It seems almost a lifetime ago now when Franz Ferdinand, when releasing their monumental 2004 debut, were legitimately one of the biggest bands in the world. In reality, it's at least a decade since that time, which since has seen the band dutifully release two 'other' albums to little fanfare in 2009's Tonight: Franz Ferdinand and 2013's Right Thoughts, Right Words, Right Action. However, their 2015 collaboration album with LA art-pop band Sparks saw a renewed vigour and interest in the Glasgow band, which has given their fifth record, Always Ascending their greatest deal of hype since 2005's You Could Have It So Much Better.
Aside from the Sparks collaboration, Franz Ferdinand has also had an interesting line-up change in the interim, which may also be fueling their renewed ambition towards a properly recognised 'comeback'. Long-time guitarist and co-writer Nick McCarthy left the band in 2016 to pursue other family and musical interests, though apparently, the door remains wide open for him to return(https://consequenceofsound.net/2016/07/franz-ferdinand-guitarist-nick-mccarthy-is-leaving-the-band/). In his wake comes Julian Corrie, better known as Miaoux Miaoux, the Glasgow-based electronic musician who has worked with a whole cast of notable musicians in his time. Corrie's recruitment is an immediate suggestion that Franz Ferdinand are wishing to bring something new to their arsenal of generally appealing indie-pop-rock music, which tend to always have at least one or two noteworthy tracks.
With the album's lead-single, opener and title track, Franz Ferdinand confirmed all those suspicions. 'Always Ascending' is an ode to post-punk's fascination with funk music with a healthy dollop of Hercules and Love Affair-esque synths provided by Corrie that is perhaps the band's best and most exciting song in well over a decade. And luckily enough, it doesn't just stop there, the second track and another recent single 'Lazy Boy' keeps up the momentum and following straight after is the excellent 'Paper Cages' which will quell some potential returning fan's fears of whether they really need a new Franz Ferdinand album in 2018.
So far so good then, but what of the album tracks? It would be an overstatement to say Franz Ferdinand have radically changed their sound because of Corrie's influence. Indeed, there seems to be a natural progression here for the band to tip their hats to their musical heroes in places, most visibly David Bowie (Brian Eno-era especially) and David Byrne. It is important to note however that on Always Ascending, the album's songwriting credits are evenly shared between the band, rather than the usual duo of (Alex) Kapranos and the currently departed McCarthy.
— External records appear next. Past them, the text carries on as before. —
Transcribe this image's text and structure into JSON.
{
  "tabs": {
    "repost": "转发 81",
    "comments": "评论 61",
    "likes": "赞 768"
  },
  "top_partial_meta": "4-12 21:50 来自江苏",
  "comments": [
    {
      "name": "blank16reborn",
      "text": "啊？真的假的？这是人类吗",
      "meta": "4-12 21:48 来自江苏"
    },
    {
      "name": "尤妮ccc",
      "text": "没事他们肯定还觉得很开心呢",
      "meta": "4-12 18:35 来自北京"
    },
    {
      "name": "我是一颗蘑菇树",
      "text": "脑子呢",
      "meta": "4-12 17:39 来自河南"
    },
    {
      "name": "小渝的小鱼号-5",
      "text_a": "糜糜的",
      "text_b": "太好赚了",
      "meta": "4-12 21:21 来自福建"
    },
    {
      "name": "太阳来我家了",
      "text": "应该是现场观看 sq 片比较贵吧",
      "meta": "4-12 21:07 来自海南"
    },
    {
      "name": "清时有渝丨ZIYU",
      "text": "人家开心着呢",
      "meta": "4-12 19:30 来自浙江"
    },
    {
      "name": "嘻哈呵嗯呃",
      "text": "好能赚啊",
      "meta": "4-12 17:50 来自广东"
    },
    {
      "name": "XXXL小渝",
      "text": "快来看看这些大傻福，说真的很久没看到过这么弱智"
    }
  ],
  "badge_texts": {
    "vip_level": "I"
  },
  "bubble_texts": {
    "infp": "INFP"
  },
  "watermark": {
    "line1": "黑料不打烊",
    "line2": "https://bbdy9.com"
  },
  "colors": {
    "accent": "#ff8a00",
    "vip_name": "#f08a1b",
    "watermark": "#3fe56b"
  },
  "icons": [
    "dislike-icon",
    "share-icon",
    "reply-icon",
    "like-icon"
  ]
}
The chorus of 'Huck and Jim' for instance really tries to hammer that later Bowie sound in a similar manner to James Murphy, but actually end's up being one of the album's minor disappointments (no less because Kapranos ill-advisedly attempts to 'rap' in the pre-chorus) while over-egging it's metaphor about Britain and America's current ills.
So while Always Ascending is certainly a return to form in places, it certainly isn't perfect, particularly in its middle run. 'The Academy Award' and 'Lois Lane' show the band aren't quite ready and willing to completely shake off their older pop-rock sound which, while isn't necessarily a problem, feels a little at odds with the larger upbeat and dancy feel to this record. However, the good does generally outweigh the bad on the band's fifth effort, suggesting this isn't just a cynical landgrab for a 'cooler' identity that all popular mid-2000s indie bands must apparently go through (Arcade Fire) with Parisian producer Philippe Zdar (Pheonix, The Rapture) bringing both an incredible depth and shine to give these songs a genuine buzz about them.
All of this comes together on the album's excellent penultimate track and recent single 'Feel The Love Go' which, while not massively original (honestly, nothing here really is, but that's not the point) but is brilliantly composed and performed to give 2018 one of it's early 'bangers'. Overall, it's a pleasant feeling to have a good Franz Ferdinand record again, like a warm hug reminding one of a simpler time only slightly bastardised by ten years of regressive politics and is seemingly inspiring many of these bands to redress the balance.